## Input records:

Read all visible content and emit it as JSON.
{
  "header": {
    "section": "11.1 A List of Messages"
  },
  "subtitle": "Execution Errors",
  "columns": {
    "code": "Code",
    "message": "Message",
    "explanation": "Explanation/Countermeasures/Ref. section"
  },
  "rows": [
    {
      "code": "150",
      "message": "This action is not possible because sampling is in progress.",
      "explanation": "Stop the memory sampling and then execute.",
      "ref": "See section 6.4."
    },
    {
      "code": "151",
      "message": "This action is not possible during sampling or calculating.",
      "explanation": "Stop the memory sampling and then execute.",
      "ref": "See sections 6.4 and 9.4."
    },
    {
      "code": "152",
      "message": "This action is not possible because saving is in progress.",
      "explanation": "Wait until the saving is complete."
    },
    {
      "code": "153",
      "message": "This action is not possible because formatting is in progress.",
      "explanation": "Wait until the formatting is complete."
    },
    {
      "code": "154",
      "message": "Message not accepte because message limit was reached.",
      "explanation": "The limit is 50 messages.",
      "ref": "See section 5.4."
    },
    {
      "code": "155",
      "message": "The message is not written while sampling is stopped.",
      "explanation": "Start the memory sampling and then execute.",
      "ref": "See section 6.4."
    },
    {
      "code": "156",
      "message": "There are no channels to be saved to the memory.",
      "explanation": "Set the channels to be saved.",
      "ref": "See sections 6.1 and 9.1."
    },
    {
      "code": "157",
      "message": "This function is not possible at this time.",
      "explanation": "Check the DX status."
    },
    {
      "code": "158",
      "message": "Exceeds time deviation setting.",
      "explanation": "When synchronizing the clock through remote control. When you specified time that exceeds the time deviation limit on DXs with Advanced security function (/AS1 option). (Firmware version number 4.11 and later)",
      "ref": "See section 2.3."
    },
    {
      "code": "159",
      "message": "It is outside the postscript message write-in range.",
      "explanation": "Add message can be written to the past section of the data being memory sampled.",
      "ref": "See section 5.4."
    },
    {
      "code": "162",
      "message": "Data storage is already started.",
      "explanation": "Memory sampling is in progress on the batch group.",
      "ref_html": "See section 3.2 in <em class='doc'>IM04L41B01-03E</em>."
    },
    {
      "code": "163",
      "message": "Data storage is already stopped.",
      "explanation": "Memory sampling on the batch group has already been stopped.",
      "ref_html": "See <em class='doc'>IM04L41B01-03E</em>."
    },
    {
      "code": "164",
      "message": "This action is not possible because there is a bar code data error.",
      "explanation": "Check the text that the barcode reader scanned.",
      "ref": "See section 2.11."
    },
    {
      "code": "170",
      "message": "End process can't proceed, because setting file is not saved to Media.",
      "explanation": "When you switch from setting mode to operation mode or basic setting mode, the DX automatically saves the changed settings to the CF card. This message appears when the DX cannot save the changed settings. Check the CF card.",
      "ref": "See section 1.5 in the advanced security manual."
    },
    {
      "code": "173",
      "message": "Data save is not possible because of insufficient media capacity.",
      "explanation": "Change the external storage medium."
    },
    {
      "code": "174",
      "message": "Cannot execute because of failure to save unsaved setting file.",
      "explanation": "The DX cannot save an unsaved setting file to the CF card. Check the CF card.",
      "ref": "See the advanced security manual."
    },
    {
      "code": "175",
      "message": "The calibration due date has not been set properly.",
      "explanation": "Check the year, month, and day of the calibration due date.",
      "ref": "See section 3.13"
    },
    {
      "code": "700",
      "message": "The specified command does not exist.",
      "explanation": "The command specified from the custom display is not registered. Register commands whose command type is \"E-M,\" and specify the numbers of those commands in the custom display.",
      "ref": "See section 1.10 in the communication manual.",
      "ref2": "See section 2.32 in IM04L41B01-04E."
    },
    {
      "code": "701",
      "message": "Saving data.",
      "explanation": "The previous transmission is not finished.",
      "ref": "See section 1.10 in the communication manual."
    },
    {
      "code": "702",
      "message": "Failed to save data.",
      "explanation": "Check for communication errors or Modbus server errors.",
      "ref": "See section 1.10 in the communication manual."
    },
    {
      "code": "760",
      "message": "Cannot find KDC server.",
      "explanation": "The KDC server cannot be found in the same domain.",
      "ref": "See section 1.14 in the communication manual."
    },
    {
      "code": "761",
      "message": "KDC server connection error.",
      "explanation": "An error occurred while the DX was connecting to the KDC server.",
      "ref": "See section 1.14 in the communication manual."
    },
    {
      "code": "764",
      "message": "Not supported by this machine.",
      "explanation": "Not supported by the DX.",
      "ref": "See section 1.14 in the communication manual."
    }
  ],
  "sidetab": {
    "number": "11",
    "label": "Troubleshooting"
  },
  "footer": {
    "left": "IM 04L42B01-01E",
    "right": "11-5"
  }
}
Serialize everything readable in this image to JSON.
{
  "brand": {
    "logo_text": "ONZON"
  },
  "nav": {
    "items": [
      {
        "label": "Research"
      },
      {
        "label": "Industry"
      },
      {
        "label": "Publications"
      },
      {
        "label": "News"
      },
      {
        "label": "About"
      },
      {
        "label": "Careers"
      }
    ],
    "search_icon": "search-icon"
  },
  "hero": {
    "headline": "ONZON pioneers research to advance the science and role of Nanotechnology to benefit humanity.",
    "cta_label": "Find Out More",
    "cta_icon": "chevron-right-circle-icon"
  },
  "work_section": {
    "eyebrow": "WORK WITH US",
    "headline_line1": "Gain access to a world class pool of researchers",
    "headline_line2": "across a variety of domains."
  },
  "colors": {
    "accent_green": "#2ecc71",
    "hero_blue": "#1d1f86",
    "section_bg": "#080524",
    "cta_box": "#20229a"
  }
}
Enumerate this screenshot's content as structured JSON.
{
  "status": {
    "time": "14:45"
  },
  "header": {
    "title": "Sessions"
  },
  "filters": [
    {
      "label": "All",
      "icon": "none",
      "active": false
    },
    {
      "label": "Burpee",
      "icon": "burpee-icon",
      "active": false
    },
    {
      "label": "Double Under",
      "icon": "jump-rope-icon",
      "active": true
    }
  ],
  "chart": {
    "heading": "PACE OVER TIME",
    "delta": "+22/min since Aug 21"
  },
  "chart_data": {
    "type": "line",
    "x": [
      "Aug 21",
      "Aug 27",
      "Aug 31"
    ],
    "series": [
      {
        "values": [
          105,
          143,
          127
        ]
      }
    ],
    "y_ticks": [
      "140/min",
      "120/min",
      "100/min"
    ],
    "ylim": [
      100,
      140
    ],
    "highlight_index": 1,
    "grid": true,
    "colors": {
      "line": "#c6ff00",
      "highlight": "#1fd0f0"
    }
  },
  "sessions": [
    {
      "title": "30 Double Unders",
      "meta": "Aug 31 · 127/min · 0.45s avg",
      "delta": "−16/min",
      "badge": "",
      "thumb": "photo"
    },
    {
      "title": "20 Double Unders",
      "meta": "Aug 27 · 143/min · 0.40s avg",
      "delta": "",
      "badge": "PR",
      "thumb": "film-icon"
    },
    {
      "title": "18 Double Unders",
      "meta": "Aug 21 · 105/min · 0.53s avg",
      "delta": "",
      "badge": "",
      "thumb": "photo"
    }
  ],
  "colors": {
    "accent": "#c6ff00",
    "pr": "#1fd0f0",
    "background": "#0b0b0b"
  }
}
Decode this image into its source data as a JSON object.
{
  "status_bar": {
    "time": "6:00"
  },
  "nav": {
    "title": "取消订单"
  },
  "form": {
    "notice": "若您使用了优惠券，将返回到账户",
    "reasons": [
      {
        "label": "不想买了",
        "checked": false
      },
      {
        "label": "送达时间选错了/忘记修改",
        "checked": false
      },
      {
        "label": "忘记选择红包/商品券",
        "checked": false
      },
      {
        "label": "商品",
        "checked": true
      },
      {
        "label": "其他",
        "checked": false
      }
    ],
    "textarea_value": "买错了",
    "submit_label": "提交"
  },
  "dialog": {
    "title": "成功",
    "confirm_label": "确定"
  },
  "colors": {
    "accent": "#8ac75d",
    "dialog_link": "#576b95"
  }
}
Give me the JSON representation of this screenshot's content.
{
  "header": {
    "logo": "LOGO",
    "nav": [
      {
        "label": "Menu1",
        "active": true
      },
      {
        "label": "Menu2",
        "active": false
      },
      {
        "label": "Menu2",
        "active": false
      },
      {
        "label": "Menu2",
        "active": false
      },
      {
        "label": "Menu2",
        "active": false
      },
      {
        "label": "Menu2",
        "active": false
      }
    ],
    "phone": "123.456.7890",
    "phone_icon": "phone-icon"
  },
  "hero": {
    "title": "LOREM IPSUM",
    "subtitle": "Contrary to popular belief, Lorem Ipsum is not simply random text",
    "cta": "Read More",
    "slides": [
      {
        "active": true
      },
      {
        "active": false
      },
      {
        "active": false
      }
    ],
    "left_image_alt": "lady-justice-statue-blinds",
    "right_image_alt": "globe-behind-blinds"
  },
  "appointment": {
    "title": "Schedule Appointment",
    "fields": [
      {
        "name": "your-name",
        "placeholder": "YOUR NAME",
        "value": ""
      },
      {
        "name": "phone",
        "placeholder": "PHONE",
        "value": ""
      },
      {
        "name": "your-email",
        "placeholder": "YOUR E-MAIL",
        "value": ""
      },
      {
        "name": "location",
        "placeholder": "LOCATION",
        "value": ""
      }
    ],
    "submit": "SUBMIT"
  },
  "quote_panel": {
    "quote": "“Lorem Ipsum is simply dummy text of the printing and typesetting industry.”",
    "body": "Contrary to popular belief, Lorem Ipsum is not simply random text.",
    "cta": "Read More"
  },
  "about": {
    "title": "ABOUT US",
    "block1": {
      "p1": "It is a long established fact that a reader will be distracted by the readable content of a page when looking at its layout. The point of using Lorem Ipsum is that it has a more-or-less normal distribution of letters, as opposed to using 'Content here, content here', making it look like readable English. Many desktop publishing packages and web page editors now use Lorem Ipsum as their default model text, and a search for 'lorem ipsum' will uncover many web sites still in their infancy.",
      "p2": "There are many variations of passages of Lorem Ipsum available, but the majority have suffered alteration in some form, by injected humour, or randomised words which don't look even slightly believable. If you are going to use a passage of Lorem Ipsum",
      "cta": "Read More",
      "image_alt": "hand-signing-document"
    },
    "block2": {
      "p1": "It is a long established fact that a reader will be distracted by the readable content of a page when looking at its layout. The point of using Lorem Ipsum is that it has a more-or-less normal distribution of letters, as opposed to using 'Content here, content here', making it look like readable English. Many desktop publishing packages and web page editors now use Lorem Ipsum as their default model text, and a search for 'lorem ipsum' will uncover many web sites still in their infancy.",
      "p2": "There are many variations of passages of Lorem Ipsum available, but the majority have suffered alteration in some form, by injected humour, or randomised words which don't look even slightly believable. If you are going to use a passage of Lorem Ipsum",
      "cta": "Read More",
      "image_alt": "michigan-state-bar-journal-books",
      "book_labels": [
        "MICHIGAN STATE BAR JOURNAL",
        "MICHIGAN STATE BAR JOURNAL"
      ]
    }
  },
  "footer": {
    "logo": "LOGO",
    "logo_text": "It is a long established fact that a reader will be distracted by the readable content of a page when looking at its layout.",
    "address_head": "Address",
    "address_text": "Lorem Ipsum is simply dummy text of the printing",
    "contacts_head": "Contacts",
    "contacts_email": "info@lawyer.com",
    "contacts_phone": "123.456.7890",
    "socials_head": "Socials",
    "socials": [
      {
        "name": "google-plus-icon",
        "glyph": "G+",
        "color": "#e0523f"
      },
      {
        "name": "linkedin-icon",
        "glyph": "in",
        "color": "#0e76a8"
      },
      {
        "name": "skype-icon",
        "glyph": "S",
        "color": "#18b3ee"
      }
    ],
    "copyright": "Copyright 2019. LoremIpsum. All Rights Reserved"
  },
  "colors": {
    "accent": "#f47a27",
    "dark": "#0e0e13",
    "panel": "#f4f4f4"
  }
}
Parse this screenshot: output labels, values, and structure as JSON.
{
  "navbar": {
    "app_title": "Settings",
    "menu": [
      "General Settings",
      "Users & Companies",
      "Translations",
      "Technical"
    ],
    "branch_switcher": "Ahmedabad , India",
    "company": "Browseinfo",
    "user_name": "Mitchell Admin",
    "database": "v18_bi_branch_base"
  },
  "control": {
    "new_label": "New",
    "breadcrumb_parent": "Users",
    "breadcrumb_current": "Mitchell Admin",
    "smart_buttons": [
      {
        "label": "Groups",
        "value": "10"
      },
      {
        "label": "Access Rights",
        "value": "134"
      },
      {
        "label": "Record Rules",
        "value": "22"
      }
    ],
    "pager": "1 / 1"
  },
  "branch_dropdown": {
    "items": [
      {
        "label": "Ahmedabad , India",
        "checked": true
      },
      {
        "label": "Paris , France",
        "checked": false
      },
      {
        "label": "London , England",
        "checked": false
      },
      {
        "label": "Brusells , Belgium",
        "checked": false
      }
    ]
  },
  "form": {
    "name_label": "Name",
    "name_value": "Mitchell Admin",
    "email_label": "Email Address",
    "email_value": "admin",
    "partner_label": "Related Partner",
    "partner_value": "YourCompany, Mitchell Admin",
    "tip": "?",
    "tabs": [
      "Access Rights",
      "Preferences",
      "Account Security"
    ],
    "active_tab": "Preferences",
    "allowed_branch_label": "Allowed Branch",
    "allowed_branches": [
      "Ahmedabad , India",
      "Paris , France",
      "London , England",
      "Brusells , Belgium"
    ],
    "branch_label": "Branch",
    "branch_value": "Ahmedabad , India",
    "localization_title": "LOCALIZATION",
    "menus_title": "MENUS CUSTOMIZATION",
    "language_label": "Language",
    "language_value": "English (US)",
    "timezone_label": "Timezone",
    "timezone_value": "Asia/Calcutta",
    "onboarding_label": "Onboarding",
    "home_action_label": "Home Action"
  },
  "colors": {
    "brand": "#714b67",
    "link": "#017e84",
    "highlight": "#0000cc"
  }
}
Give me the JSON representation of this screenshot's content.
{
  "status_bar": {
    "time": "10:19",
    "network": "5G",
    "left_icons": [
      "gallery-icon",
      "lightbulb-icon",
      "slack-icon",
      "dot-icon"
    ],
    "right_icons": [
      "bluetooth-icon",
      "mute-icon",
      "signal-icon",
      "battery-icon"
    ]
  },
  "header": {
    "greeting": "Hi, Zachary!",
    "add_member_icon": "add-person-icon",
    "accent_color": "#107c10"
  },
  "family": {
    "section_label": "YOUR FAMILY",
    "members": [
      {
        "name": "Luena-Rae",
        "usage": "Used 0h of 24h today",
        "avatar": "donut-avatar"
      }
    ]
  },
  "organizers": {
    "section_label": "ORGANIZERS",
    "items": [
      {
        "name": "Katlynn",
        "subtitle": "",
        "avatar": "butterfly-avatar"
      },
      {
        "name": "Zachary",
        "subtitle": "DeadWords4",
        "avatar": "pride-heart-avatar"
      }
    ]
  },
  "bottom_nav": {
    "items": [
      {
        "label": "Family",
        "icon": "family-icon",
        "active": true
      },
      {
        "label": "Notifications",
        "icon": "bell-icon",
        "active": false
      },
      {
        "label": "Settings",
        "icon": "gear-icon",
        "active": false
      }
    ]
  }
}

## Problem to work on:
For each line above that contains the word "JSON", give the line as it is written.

## Reply to the exercise:
Read all visible content and emit it as JSON.
Serialize everything readable in this image to JSON.
Enumerate this screenshot's content as structured JSON.
Decode this image into its source data as a JSON object.
Give me the JSON representation of this screenshot's content.
Parse this screenshot: output labels, values, and structure as JSON.
Give me the JSON representation of this screenshot's content.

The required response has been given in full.